How to determine the time period to analyze customer data united by the single purchasing intent?
The first hypothesis was to find such a time interval during which most of the purchases grouped by the specific intent have to complete (remember the vacation example) and the new ones haven’t started yet. We started by aggregating purchases over the past 10 days. However, the tests showed the inconsistency of this approach: if the time interval is small enough then many purchasing goals will not be adequately identified. Yes, many can buy everything needed for vacation during the week, but often the planning can take from few weeks to several months. If we take a larger time interval instead, say 50 days, then many customers have time to make plans of totally different nature (e.g. to get apparels for the gym as well) and the original recommendations become irrelevant. We propose to search for the time intervals during which the client did not buy anything, and then if the purchases start to follow one another consider the purchasing goal to not be finished. For example, if during the last month purchases were coming with the intervals of 2-3 days, and before that there was a month without purchases, then we aggregate everything that was purchased before this pause. Such aggregation turned out to be more efficient than the previous version, however, there were problems. Some customers obviously aggregated purchases with a clearly different intent. An analysis shown in most cases the problem was that such clients had a recurring purchases (for instance socks). For such clients, purchases were aggregated over a long period of time.
How to identify the joint purchases of a group of products?
Most recommender systems do not identify frequently purchased groups of products and recommendations are based on to the approach “if goods X1 and X2 were bought, they recommend goods in addition to item X1, separately recommend goods in addition to item X2 and then merge these two lists according to some rules”. In Mr. Booster we use features of the joint group purchase. A surprisingly good solution came from a different area of Data Science – Natural Language Processing. We used a concept of N-gram, a sequence of multiple words that occur frequently in the text. We took into account that the order of goods in the recept do not affect the identification of the N-gram (in contrast, in a text analysis the order of words is important). We found that the N-grams were identified relatively rare in purchases, not because they were absent in sales but because many items have a large number of analogues and even items with the same name have a number of manufacturers. Therefore, in addition to N-gram by products we built N-grams by product categories (at the level of aggregation by the most popular international classification, S4). These allowed us to identify statistically significant product combinations (e.g. skis, poles, helmet). The absence of a product from a single category (e.g. helmets) in the combination could now be identified virtually unambiguously and Mr. Booster was giving a relevant recommendation.
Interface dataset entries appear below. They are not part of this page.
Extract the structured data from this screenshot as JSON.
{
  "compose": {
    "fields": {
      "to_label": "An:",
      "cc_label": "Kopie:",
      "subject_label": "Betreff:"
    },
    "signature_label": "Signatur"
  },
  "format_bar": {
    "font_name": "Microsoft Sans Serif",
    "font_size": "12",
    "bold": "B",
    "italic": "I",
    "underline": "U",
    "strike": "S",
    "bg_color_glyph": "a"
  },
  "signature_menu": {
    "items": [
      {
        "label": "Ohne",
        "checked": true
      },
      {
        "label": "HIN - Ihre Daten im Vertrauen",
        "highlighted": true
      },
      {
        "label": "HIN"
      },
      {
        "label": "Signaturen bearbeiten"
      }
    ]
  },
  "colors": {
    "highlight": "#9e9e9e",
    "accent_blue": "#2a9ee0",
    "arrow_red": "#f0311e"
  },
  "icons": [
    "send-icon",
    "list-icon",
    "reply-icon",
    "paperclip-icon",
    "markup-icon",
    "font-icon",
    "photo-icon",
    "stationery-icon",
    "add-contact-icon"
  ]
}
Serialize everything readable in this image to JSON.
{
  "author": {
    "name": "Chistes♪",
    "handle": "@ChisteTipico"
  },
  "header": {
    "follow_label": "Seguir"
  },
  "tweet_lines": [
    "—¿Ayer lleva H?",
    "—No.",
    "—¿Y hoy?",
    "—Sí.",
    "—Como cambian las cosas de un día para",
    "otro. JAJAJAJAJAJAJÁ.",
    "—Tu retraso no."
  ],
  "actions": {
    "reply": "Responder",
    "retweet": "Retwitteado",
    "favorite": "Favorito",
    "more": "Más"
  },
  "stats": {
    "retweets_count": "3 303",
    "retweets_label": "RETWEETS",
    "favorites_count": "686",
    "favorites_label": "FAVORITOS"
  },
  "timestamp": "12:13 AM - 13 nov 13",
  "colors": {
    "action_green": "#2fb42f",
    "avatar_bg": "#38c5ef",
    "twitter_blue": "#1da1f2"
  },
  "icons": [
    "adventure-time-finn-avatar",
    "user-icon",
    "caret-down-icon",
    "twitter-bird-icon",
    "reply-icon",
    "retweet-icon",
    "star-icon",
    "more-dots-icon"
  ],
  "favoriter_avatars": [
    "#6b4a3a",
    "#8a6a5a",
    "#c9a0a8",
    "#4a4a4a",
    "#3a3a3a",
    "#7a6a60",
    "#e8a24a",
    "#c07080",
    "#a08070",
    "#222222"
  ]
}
How to solve a general problem of recommender systems – trivial recommendations?
For example the recommendation to watch Star trek on Netflix would be trivial. Even if there is no information on the purchase of this movie by a specific customer but there is information about their interest in the movies from this category, most likely the customer has already watched Star trek or heard about it and would not be interested in seeing this recommendation. It would be much more beneficial to recommend a relevant but less advertised movie. We studied several different approaches. The most effective direction turned out to be the analysis of how unique the recommendation the product is in general. If the product we recommend is highly specialized and rarely occurs in other recommendations it is an excellent candidate. If the product is recommended frequently it is better to limit the number of its recommendations to the instances when the system rating of its recommendation effectiveness is high. For this we developed the solution for numerical evaluation of recommendation effectiveness.